Robert Redford joined members of Congress and a coalition of environmental, preservation and business groups in an effort to stop the Bureau of Land Management from auctioning Utah wilderness to oil and gas companies last month.
The 72-year-old actor joined groups such as the Natural Resources Defense Council (NRDC), the Southern Utah Wilderness Alliance, and Earthjustice in announcing that they are taking legal action against the Bureau of Land Management to halt the leasing of more than 110,000 acres of land near Arches and Canyonlands National Parks, Dinosaur National Monument, and Nine Mile Canyon.
“You can’t put a price on silence or solitude,” said Redford, who is also an NRDC trustee. “Future generations deserve to experience the wildness and beauty of these lands, and to leave them as a legacy to generations that follow.”
The Utah Bureau of Land Management has conducted a series of controversial lease sales throughout the Bush administration, but the upcoming sale has been unusually contentious because of the sensitivity of the wilderness lands and because BLM inadequately consulted with the National Park Service.

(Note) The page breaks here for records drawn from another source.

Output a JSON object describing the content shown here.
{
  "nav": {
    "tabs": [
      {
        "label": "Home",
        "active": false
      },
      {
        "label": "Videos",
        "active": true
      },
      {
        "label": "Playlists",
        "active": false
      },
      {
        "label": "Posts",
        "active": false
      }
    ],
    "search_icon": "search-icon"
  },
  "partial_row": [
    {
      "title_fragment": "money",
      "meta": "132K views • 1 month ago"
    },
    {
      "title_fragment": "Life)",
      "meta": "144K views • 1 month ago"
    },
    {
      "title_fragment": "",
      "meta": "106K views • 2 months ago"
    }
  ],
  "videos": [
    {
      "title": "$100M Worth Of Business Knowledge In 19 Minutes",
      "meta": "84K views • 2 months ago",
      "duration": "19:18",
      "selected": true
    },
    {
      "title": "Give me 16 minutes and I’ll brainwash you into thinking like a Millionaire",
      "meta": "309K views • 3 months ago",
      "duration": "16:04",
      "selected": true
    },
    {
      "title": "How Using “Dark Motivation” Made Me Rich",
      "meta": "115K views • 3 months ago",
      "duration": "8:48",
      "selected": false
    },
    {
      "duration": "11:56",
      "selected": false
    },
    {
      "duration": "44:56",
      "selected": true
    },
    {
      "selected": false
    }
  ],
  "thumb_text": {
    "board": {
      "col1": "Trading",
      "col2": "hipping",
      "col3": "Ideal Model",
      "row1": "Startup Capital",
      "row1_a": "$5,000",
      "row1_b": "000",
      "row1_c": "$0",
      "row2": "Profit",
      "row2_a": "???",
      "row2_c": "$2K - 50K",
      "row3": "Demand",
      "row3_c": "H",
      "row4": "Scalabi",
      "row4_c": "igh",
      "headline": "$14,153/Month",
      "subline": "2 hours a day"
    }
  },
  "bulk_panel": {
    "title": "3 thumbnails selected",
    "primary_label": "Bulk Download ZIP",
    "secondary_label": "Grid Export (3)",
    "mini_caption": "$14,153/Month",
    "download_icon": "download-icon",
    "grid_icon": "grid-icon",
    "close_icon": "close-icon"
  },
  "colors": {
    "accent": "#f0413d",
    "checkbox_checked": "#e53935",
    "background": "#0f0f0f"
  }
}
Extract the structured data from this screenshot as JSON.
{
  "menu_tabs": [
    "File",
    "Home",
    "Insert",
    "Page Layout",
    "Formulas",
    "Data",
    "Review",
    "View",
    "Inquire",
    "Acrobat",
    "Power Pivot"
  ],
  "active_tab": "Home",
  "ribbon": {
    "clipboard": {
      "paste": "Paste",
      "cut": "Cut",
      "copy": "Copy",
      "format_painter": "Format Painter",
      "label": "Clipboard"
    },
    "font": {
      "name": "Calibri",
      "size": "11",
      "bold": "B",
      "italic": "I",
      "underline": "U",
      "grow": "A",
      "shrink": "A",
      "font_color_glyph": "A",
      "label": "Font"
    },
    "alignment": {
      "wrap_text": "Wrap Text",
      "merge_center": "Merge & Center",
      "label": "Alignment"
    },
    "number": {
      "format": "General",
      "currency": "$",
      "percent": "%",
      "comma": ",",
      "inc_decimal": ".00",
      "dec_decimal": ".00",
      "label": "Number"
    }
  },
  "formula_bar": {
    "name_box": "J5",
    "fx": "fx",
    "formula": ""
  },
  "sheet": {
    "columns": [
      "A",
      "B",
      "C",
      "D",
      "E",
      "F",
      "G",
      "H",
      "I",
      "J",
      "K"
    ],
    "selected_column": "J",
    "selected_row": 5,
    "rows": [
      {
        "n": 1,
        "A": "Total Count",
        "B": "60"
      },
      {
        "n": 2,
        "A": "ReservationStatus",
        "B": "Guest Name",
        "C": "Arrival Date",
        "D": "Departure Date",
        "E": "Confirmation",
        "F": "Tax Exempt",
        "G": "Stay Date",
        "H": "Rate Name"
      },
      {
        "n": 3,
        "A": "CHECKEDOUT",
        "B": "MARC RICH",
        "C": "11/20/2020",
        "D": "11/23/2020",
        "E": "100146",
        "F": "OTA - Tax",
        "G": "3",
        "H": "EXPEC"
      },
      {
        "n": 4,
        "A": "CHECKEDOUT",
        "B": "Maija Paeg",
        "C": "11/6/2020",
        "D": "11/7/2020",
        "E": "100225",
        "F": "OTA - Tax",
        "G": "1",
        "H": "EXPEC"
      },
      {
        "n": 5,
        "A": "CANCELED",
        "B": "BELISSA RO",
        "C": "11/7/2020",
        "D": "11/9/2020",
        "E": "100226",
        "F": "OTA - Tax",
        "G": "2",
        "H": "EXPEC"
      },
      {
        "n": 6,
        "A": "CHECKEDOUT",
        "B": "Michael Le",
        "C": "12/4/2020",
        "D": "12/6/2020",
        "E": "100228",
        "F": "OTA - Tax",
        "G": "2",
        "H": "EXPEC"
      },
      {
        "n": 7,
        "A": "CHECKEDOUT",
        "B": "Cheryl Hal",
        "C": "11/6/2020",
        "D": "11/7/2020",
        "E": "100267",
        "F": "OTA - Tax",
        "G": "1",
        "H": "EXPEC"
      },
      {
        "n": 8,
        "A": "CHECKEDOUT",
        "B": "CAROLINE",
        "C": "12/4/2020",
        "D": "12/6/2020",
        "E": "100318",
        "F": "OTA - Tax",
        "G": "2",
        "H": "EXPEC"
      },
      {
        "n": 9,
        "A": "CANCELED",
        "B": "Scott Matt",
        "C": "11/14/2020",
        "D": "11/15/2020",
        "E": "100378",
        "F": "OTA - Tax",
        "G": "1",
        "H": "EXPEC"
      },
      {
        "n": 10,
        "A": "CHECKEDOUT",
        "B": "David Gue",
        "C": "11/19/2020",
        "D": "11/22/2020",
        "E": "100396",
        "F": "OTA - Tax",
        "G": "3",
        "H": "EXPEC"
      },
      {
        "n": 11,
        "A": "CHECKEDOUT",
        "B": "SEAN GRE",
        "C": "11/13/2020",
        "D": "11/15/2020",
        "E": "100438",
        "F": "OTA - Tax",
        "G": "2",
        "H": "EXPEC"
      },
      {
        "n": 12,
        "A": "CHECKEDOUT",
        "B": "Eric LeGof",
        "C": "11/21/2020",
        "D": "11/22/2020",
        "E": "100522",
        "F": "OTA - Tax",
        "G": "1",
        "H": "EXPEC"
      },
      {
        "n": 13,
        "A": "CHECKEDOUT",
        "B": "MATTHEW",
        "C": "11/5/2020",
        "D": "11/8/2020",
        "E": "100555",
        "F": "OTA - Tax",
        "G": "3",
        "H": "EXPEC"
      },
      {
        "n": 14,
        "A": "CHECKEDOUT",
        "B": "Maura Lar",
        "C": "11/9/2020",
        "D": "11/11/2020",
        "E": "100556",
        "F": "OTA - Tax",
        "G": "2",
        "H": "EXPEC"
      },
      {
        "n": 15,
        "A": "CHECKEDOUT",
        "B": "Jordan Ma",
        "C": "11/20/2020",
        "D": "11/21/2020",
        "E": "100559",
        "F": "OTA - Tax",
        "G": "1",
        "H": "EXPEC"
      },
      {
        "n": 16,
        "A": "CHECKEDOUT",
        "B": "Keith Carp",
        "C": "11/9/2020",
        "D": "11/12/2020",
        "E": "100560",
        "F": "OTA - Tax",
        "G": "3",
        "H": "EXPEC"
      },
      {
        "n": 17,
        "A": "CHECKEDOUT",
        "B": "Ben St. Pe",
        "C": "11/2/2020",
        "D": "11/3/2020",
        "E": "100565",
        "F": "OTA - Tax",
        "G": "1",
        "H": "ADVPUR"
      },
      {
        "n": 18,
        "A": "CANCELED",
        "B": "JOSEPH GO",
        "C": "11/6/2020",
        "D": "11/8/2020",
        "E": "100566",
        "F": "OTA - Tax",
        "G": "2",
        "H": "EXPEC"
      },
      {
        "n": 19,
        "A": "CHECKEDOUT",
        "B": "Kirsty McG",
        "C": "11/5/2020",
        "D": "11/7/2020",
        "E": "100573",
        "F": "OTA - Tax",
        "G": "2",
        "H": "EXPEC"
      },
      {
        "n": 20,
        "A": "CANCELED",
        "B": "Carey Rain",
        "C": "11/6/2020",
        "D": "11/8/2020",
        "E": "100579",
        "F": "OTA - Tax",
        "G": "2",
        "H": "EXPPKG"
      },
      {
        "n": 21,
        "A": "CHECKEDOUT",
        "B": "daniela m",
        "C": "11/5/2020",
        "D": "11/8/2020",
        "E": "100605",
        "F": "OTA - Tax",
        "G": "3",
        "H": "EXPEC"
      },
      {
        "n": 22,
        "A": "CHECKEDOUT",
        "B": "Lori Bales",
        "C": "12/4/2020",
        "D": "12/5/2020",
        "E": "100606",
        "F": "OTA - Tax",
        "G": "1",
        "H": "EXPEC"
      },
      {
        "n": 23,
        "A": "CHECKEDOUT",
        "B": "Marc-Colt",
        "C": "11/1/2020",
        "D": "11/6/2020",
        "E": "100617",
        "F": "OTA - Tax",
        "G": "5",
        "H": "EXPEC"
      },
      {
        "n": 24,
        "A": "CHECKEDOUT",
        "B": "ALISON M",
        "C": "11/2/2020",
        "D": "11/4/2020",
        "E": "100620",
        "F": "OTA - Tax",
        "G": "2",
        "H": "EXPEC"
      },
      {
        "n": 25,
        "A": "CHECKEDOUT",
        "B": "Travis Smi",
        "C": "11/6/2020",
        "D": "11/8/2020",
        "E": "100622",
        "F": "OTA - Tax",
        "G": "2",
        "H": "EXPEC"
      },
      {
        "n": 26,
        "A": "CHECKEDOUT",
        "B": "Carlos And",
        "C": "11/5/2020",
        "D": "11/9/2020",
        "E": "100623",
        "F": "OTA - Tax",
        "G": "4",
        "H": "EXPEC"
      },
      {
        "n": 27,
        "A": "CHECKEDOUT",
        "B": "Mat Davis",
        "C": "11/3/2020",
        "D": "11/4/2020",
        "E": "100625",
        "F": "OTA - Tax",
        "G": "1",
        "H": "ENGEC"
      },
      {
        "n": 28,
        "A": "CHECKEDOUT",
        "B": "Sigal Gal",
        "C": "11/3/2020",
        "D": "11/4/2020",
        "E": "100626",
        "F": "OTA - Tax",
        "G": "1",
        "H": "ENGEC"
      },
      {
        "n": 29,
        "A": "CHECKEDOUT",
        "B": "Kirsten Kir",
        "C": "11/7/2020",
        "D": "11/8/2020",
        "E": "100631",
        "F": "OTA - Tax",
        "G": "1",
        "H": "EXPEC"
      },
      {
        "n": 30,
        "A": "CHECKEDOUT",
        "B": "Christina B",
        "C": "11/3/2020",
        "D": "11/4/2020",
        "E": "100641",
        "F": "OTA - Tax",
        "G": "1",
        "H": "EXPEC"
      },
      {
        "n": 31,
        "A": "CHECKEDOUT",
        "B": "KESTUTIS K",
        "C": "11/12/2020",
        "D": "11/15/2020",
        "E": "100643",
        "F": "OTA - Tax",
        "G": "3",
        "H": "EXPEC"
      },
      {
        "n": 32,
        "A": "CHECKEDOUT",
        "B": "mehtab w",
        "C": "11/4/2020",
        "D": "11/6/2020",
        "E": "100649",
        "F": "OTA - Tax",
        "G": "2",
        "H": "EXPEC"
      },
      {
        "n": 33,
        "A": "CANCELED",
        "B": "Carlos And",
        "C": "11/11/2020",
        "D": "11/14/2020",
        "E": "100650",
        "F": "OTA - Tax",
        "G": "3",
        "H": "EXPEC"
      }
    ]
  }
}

“Words alone cannot do justice to the beauty of these places, but they do capture the absurdity of the Bush plan,” said Redford. “Oil and gas drilling in Desolation Canyon? Industrial development along the meandering Green River? The thought makes one wince. Utah’s Red Rock country is one of America’s few remaining wilderness treasures. It’s our land, it’s our legacy, but will it still be here for our children and grandchildren?”